Federal government argues it cannot be sued in federal court for a violation of the Fifth Amendment

July 16, 2015 | By JOHN GROEN

In Brott et. al. v. United States, a group of Michigan property owners have brought suit against the United States for a violation of their rights under the Fifth Amendment. They contend that the federal “rails to trails” program has resulted in a taking of their private property without payment of just compensation. But this … ...


Can Congress deem someone injured?

July 07, 2015 | By DEBORAH LA FETRA

Article III of the United States Constitution allows federal courts to hear only “cases or controversies,” defined as cases brought by plaintiffs who have suffered actual (not speculative) harm that can be redressed by court action. What if a plaintiff’s asserted injury, however, is nothing more than that the defendant violated a ...


Supreme Court grants important “standing” case

April 27, 2015 | By DEBORAH LA FETRA

Thomas Robins, an unemployed man, sued Spokeo Inc., which runs a website that collects and publishes consumer “credit estimates,” for willful violations of the Fair Credit Reporting Act (FCRA), because it published false information, such as Robins was married, had a graduate degree, and was wealthy.  Publication of any false informati ...


Can just anyone bring a class action on behalf of others?

December 23, 2013 | By ANASTASIA BODEN

Florence Pacleb sued Allstate Insurance for calling him on his cellphone in violation of anti-solitication laws.  Allstate offered to pay the damages Pacleb demanded and his attorney’s fees.  Most courts hold that once a defendant offers to fully satisfy a plaintiff’s claims, the plaintiff’s claims become moot, meaning that t ...


The other mistake the Supreme Court made yesterday

June 29, 2012 | By DEBORAH LA FETRA

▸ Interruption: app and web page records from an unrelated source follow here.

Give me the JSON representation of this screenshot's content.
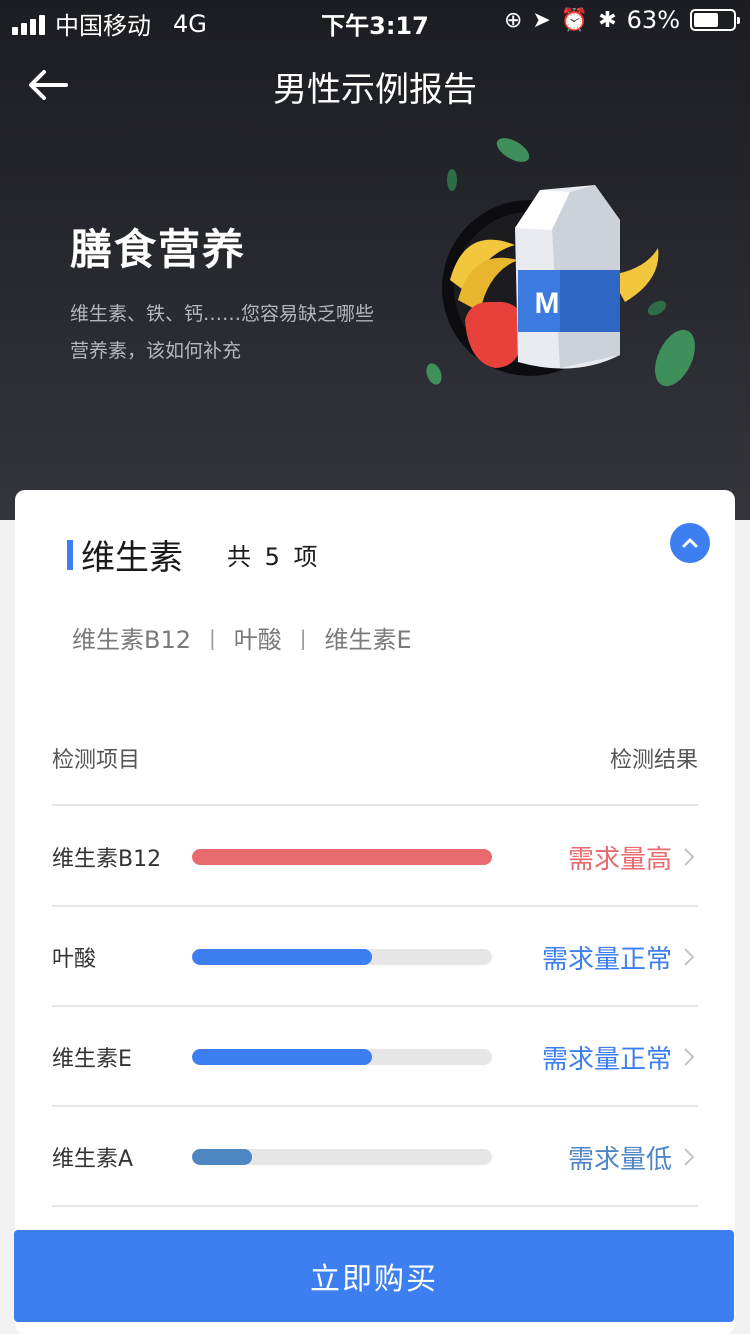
{
  "status_bar": {
    "carrier": "中国移动",
    "network": "4G",
    "time": "下午3:17",
    "battery_percent": "63%",
    "battery_level": 0.63
  },
  "nav": {
    "title": "男性示例报告",
    "back_icon": "arrow-left-icon"
  },
  "hero": {
    "title": "膳食营养",
    "description": "维生素、铁、钙……您容易缺乏哪些营养素，该如何补充",
    "milk_letter": "M"
  },
  "section": {
    "title": "维生素",
    "count": "共 5 项",
    "tags": [
      "维生素B12",
      "叶酸",
      "维生素E"
    ],
    "tag_separator": "|"
  },
  "table": {
    "header_item": "检测项目",
    "header_result": "检测结果",
    "rows": [
      {
        "name": "维生素B12",
        "result": "需求量高",
        "level": 1.0,
        "color": "#e66a6e"
      },
      {
        "name": "叶酸",
        "result": "需求量正常",
        "level": 0.6,
        "color": "#3d7ff0"
      },
      {
        "name": "维生素E",
        "result": "需求量正常",
        "level": 0.6,
        "color": "#3d7ff0"
      },
      {
        "name": "维生素A",
        "result": "需求量低",
        "level": 0.2,
        "color": "#4e86c4"
      }
    ]
  },
  "buy_button": "立即购买",
  "colors": {
    "accent": "#3d7ff0",
    "high": "#e66a6e",
    "normal": "#3d7ff0",
    "low": "#4e86c4"
  }
}
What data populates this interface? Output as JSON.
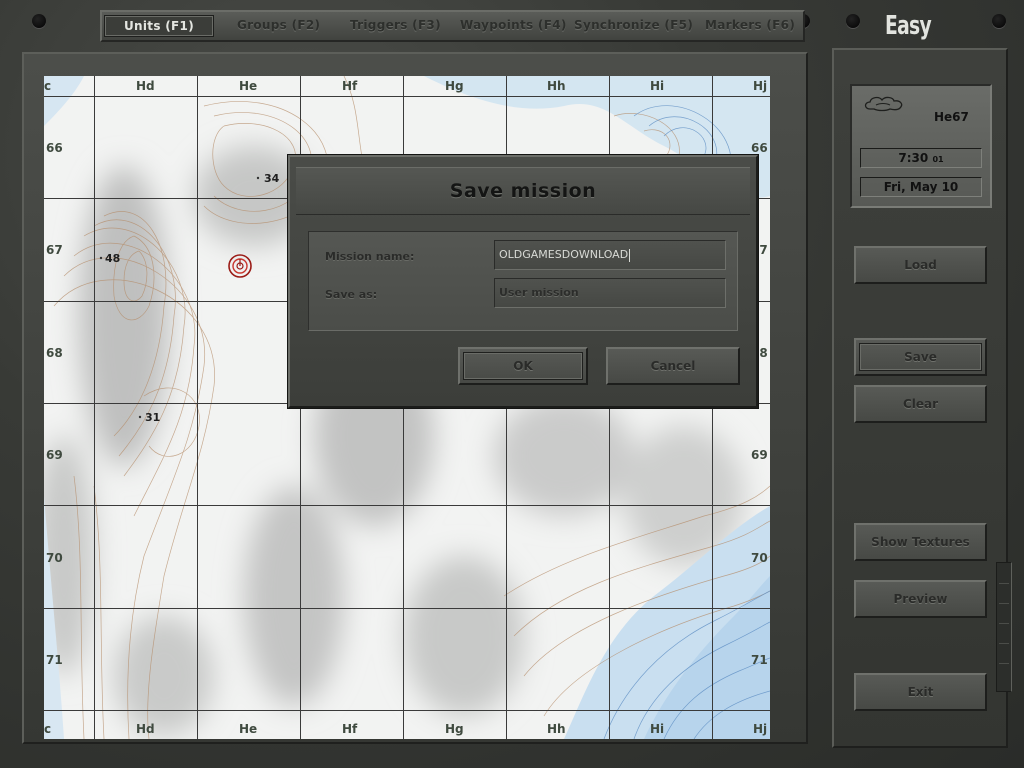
{
  "difficulty": "Easy",
  "tabs": [
    {
      "label": "Units (F1)",
      "active": true
    },
    {
      "label": "Groups (F2)",
      "active": false
    },
    {
      "label": "Triggers (F3)",
      "active": false
    },
    {
      "label": "Waypoints (F4)",
      "active": false
    },
    {
      "label": "Synchronize (F5)",
      "active": false
    },
    {
      "label": "Markers (F6)",
      "active": false
    }
  ],
  "map": {
    "columns": [
      "c",
      "Hd",
      "He",
      "Hf",
      "Hg",
      "Hh",
      "Hi",
      "Hj"
    ],
    "rows": [
      "66",
      "67",
      "68",
      "69",
      "70",
      "71"
    ],
    "elevations": [
      {
        "label": "34"
      },
      {
        "label": "48"
      },
      {
        "label": "31"
      }
    ]
  },
  "dialog": {
    "title": "Save mission",
    "mission_name_label": "Mission name:",
    "mission_name_value": "OLDGAMESDOWNLOAD",
    "save_as_label": "Save as:",
    "save_as_value": "User mission",
    "ok_label": "OK",
    "cancel_label": "Cancel"
  },
  "info": {
    "weather_icon": "cloud-icon",
    "grid": "He67",
    "time": "7:30",
    "seconds": "01",
    "date": "Fri, May 10"
  },
  "side_buttons": {
    "load": "Load",
    "save": "Save",
    "clear": "Clear",
    "show_textures": "Show Textures",
    "preview": "Preview",
    "exit": "Exit"
  }
}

Largely lost in the hullaballoo yesterday, the Supreme Court dismissed First American v. Edwards as “improvidently granted.”  It did not give any reasons for the dismissal. This case asked whether a plaintiff who suffered no injury whatsoever from a defendant’s technical violation of statute could pursue a class action in federal ...